One system of particular interest was the phone system. It did have a very important function of keeping the date and time of each voice message. About a week after we had run our clock forward and back again with no ill effects noted we received a dire warning from the manufacturer not to perform such a test. The assured us that it would indeed self destruct.
Sensing this was a scheme to cause us to hire one of their technicians to test for us, I called our sales rep and told her we had already done the test and nothing bad had happened. She informed me we were very fortunate that it had not crashed but was sad that we did not need their tech to test it for us.
Once we had complied huge notebooks of documentation for the equipment in the plant, we began thinking of how to best present the data to management and the auditors. Yes, they actually had auditors to make sure we actually did the certifications and did them correctly.
We first ranked items by criticality. The highest priority items were placed in the first notebook. These were items that would have the most impact on the operation should they fail on 12/31/1999. Of course these were items that might shut down production or make the facility uninhabitable for some reason.
My co-op engineer examined the data and decided in order to quickly point out how thorough we had been we would sort the data in inverse alphabetical order. After all our most important piece of equipment was made by Zerand and there was no point making them flip through the huge notebook looking for the Z’s.
The most rewarding consequence of the inverse alpha sort pattern was that it put the Zurn company at the top of the list. Zurn made the automatic flushers for our toilets and of course we ranked these as critical since no one wants to inhabit a building if the flushers are not working. The added benefit was the not so subtle hint as to where we thought all the data we had worked months to gather really belonged.
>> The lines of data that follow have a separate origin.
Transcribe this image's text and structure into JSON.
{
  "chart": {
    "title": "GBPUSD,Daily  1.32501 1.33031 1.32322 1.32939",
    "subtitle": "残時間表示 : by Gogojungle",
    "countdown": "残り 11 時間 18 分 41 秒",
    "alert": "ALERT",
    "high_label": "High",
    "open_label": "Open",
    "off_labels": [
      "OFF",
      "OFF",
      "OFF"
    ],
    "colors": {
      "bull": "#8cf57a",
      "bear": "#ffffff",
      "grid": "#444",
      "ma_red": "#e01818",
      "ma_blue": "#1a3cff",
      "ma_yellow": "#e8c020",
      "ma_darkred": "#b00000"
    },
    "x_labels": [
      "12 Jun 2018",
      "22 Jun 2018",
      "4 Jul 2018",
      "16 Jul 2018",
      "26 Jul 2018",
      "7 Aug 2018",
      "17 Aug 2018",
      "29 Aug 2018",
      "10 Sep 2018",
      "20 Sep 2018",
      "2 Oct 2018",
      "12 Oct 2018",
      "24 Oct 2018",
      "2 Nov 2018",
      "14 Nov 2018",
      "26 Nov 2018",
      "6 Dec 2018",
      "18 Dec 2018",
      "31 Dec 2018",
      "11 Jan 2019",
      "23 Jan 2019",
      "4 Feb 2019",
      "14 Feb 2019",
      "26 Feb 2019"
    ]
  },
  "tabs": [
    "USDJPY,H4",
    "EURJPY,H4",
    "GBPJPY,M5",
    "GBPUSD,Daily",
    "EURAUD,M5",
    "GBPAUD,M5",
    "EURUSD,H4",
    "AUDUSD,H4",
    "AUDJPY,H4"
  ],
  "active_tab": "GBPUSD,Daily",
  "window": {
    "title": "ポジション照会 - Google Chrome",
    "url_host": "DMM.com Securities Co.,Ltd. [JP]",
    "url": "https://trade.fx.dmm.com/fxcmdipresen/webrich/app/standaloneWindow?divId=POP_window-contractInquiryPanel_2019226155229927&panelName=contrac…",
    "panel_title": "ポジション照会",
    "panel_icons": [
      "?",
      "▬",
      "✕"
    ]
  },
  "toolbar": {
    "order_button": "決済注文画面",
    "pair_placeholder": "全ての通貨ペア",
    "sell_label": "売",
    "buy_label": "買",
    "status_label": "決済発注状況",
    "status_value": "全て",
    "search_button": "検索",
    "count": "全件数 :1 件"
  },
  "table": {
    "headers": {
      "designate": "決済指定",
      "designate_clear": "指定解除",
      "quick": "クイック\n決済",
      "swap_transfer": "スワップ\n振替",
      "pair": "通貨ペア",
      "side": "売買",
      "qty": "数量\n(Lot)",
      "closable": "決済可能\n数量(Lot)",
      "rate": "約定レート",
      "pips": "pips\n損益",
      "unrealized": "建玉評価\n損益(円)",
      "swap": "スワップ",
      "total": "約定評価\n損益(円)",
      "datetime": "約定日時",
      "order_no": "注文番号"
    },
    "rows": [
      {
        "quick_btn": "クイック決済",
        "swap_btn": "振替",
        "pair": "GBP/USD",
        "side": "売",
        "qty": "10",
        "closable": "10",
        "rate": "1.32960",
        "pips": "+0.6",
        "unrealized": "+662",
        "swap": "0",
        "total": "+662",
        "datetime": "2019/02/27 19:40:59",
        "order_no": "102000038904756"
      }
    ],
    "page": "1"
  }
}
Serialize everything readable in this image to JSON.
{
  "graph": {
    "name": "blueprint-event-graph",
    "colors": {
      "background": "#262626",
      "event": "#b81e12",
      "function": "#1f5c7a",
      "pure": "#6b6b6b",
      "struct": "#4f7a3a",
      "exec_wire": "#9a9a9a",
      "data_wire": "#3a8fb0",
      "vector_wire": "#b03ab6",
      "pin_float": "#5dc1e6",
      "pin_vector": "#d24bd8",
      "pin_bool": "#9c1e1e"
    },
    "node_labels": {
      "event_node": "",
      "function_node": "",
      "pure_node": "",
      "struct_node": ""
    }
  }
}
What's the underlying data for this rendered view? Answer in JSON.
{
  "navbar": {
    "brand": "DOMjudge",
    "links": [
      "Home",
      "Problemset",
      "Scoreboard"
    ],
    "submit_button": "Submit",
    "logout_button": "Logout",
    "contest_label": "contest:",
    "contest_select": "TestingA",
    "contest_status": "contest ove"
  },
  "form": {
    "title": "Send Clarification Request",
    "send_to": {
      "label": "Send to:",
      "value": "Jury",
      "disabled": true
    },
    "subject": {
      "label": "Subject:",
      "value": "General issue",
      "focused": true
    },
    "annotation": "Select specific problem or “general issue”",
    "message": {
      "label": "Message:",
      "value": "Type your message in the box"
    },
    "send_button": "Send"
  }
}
The managers go the last laugh on us however as they required us to be on site at the stroke of midnight on 12/31/1999 just to make sure we had not missed anything. We got to ring in the new millennium with a group of engineers and maintenance workers rather than our families. But, they did give us written authorization to have an actual Champaign toast at midnight.